Contractors Say Crane Ban is Crippling Construction

February 23, 2016



After the fatal February 5 collapse of a 600-foot crane in Lower Manhattan, the New York Department of Buildings ordered all crawler cranes be safety stored whenever windspeeds of 20 mph or more are reached. The temporary policy is intended to give the city time to review current rules and make changes.

The problem, says an organization representing construction subcontractors, is that winds hit 20 miles per hour all the time.  

 “This threshold has had a disastrous impact on the industry,” said William Shuzman, executive director of the Allied Building Metal Industries. Stopping a crane from operating can bring significant components of a project to a halt and delay others, he said, causing a cascade of logistical and financial problems.

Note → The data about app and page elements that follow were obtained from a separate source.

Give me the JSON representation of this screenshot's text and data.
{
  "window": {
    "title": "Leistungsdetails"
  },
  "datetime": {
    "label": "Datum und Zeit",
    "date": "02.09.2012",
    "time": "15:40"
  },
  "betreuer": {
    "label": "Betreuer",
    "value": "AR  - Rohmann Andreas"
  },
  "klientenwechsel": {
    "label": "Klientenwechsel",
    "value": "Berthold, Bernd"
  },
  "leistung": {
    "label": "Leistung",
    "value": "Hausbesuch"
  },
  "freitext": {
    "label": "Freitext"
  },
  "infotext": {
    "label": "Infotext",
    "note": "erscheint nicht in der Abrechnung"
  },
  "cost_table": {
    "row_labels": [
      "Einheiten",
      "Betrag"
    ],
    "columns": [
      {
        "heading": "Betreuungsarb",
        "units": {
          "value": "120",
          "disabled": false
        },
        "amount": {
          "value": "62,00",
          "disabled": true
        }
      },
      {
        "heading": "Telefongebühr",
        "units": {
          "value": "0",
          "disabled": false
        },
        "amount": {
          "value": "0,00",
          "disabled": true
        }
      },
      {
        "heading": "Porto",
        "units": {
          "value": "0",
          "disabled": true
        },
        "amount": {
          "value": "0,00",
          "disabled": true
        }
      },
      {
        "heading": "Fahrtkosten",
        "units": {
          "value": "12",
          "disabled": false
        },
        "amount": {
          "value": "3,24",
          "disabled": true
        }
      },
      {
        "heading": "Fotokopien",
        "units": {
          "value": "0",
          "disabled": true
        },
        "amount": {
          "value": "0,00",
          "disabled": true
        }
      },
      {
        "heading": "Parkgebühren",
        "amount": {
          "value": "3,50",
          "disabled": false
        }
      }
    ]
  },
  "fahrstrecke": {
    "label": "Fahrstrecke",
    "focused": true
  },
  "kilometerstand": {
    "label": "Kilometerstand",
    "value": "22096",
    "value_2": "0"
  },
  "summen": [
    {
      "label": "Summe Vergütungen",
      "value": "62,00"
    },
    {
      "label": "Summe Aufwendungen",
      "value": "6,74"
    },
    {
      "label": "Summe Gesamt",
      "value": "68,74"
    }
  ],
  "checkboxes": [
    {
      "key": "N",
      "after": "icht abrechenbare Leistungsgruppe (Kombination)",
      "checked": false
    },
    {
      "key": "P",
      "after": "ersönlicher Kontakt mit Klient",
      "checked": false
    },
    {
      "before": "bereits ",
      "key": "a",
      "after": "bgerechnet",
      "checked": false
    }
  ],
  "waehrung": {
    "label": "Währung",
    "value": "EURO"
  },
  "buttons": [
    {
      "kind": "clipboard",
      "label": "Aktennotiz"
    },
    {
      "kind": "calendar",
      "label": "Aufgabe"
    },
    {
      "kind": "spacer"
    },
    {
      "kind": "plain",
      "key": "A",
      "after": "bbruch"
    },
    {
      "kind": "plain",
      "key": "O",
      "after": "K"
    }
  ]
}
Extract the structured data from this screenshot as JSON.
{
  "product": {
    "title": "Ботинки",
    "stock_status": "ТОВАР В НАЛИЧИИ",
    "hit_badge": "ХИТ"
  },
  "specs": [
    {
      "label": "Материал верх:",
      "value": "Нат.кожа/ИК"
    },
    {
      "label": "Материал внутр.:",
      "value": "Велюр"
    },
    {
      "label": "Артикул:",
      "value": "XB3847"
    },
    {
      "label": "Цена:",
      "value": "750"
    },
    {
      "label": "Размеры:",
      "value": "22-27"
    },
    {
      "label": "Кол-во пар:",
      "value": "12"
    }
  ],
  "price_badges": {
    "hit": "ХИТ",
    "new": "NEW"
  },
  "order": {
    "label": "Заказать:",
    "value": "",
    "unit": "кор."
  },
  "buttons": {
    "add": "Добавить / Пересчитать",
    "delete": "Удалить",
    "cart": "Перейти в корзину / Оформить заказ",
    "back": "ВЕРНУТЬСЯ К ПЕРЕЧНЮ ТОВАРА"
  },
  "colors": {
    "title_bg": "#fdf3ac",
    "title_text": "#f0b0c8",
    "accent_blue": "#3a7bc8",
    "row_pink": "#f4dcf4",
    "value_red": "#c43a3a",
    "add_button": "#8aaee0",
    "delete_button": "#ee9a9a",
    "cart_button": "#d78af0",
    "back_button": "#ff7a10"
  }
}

Shuzman said in the week following the accident, for example, one of the organization’s members could only work for three days. He also noted that in the past two years, nearly half of those days had windspeeds of 20 mile-per-hour winds as measured at Newark Airport.

Cranes operations during windy conditions are rated by manufacturers and overseen by regulatory agencies. Shuzman says many of the crawler cranes sidelined by the city’s temporary rules are rated for wind speeds higher than 20 miles per hour and maintains constantly raising and lowering crane booms may create an even greater safety concern.

“No building is worth a person’s life, so to protect public safety, the department implemented additional high-wind restrictions on crawler cranes following the deadly collapse earlier this month,” a Department of Buildings spokesman said in a statement. “Those restrictions  will remain in place until a technical working group identifies further measures to improve crane safety in the long term.”

A de Blasio administration spokesman said industry groups will be consulted by the group issuing recommendations but won't be part of it. “The technical group will be made up of experts in the field without vested business interests in New York City," he said. "While the group will consult a wide range of stakeholders, it’s recommendations will be made by an independent core group."

Source: Crains New York